Now to sing the song that has been repeated from various fitness coaches: Abs are made in the Kitchen! This is ultimately because, as stated, losing fat around your midsection is only possible if you lose fat everywhere. And the key to weightloss has always been eating well. So you can pull out all the crunches you want in a one-hour session, but if the rest of the 23 hours of the day are filled with junk, then you will never see the change you want. This is the number one reason why most fitness athletes do not work abs as holistically as us regular folk- all the toning they need comes from all those intense workouts they get in at the gym and those healthy #healthyfoodporn meals you see them posting.
This doesn’t mean there is no place for abs in your workout plan though. Strengthening your abs through various exercises is essential for strengthening your core (which keeps the rest of your body stable) and can also help you tone up those problem areas (like that little pooch).
Here’s how to work your abs to help strengthen and tone it:
Firstly, remember, your abs are also muscles. This means that you need to exercise them the same way you exercise your other muscles: At most, you should only exercise your abs 2-3 times a week with rest days in between.
So your workout split for abs could be:
It can be whatever you want as long as you give your abs some rest in between the days.
Secondly, make sure that you incorporate exercises that target all the ab muscles during each workout.
Make sure that you add an exercise for each muscle group in your workout. The four groups to target are:
Lower abs (Best lower ab exercises)
Upper abs (Best upper ab exercises)
Obliques (Best oblique exercises)
Inner core (Best inner core exercises)
Thirdly, work for your ab goals.
If your goal is to build your muscles to form that amazing visible ‘six-pack’, then your exercises need to involve weights (as you would with any other muscle). This means adding dumbbells, barbells or even the cable machine to build up the abs and keeping your rep range between 10 – 12.
NB! Do not add weights to oblique exercises as this can cause the obliques to bulk up and make your midsection look wider than it actually is.
If you just want that tone and tight figure then avoid using weights or use really light weights and keep your rep range between 15 – 20.
Sample ab workout:
Bosu ball crunches 4 sets of 15 – 20 reps (upper abs)
Leg raises 4 sets of 15 – 20 reps (lower abs)
Toe touches 3 sets of 15 – 20 reps (obliques)
Planks 3 sets of 45 sec (inner core)
Decline sit-up – using a medicine ball 4 sets of 10 – 12 reps (upper abs)
Weighted hanging raises – using a dumbbell 4 sets of 10 – 12 reps (lower abs)
Russian twists – using a light plate 3 sets of 10 – 12 reps (obliques)
Boat hold 4 sets of 1 min hold (inner core)

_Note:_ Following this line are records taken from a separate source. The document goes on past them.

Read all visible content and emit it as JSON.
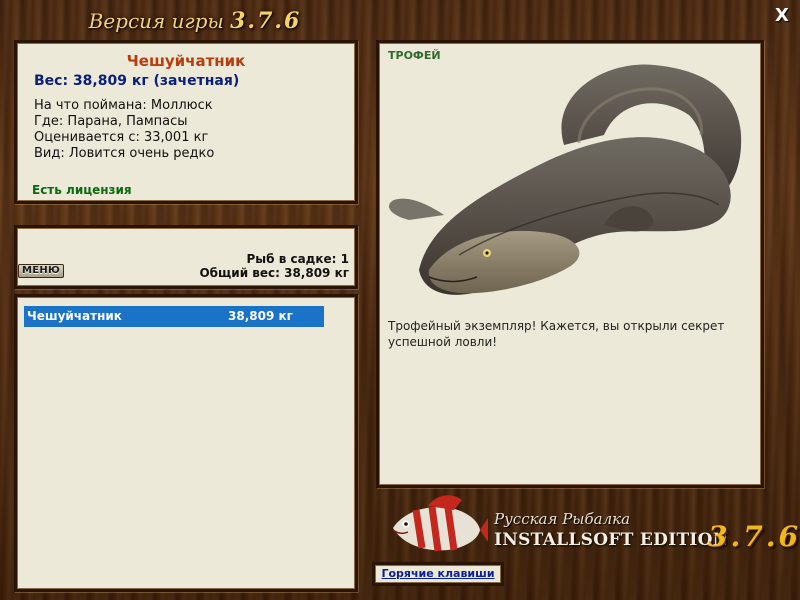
{
  "window": {
    "title_prefix": "Версия игры",
    "title_version": "3.7.6",
    "close_label": "X"
  },
  "fish_info": {
    "name": "Чешуйчатник",
    "weight": "Вес: 38,809 кг (зачетная)",
    "caught_on": "На что поймана: Моллюск",
    "location": "Где: Парана, Пампасы",
    "rated_from": "Оценивается с: 33,001 кг",
    "species_note": "Вид: Ловится очень редко",
    "license": "Есть лицензия"
  },
  "keep_net": {
    "count": "Рыб в садке: 1",
    "total_weight": "Общий вес: 38,809 кг",
    "menu_label": "МЕНЮ",
    "rows": [
      {
        "name": "Чешуйчатник",
        "weight": "38,809 кг"
      }
    ]
  },
  "trophy": {
    "tag": "ТРОФЕЙ",
    "description": "Трофейный экземпляр! Кажется, вы открыли секрет успешной ловли!",
    "image_icon": "lungfish-image"
  },
  "logo": {
    "line1": "Русская Рыбалка",
    "line2": "INSTALLSOFT EDITION",
    "version": "3.7.6"
  },
  "hotkeys_label": "Горячие клавиши",
  "colors": {
    "fish_name": "#b83c0c",
    "weight": "#0a1f7a",
    "license": "#0b6a10",
    "trophy_tag": "#2f6b2c",
    "selection": "#1b73c7",
    "panel": "#ece9d8",
    "logo_version": "#f0b81c"
  }
}
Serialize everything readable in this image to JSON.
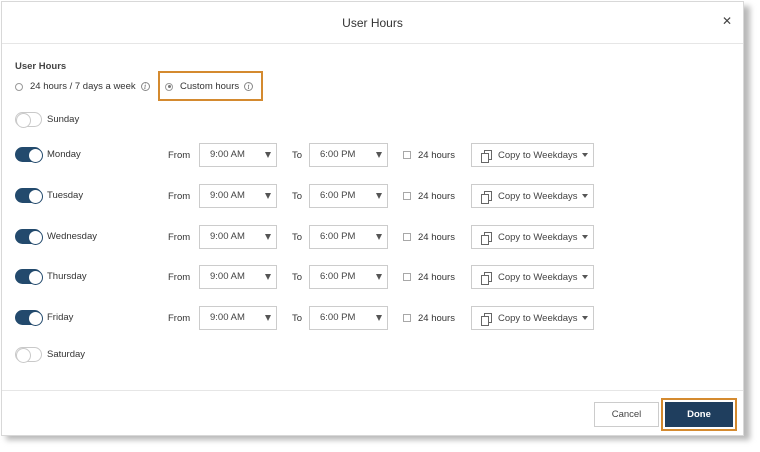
{
  "dialog": {
    "title": "User Hours",
    "close_icon": "close-icon"
  },
  "user_hours": {
    "section_title": "User Hours",
    "option_all": "24 hours / 7 days a week",
    "option_custom": "Custom hours",
    "selected": "custom"
  },
  "labels": {
    "from": "From",
    "to": "To",
    "twenty_four": "24 hours",
    "copy": "Copy to Weekdays"
  },
  "days": [
    {
      "name": "Sunday",
      "enabled": false
    },
    {
      "name": "Monday",
      "enabled": true,
      "from": "9:00 AM",
      "to": "6:00 PM",
      "all_day": false
    },
    {
      "name": "Tuesday",
      "enabled": true,
      "from": "9:00 AM",
      "to": "6:00 PM",
      "all_day": false
    },
    {
      "name": "Wednesday",
      "enabled": true,
      "from": "9:00 AM",
      "to": "6:00 PM",
      "all_day": false
    },
    {
      "name": "Thursday",
      "enabled": true,
      "from": "9:00 AM",
      "to": "6:00 PM",
      "all_day": false
    },
    {
      "name": "Friday",
      "enabled": true,
      "from": "9:00 AM",
      "to": "6:00 PM",
      "all_day": false
    },
    {
      "name": "Saturday",
      "enabled": false
    }
  ],
  "footer": {
    "cancel_label": "Cancel",
    "done_label": "Done"
  },
  "colors": {
    "primary": "#1f3e5e",
    "toggle_on": "#234a6d",
    "highlight": "#d48a2f"
  }
}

By working your abs this way, you will be able to really change the way your abs look and start strengthening your core so that your favorite exercises like the age-old squats will be easier to do.
And if you are looking for a great ab workout to really change the way your midsection looks, then you should try this workout.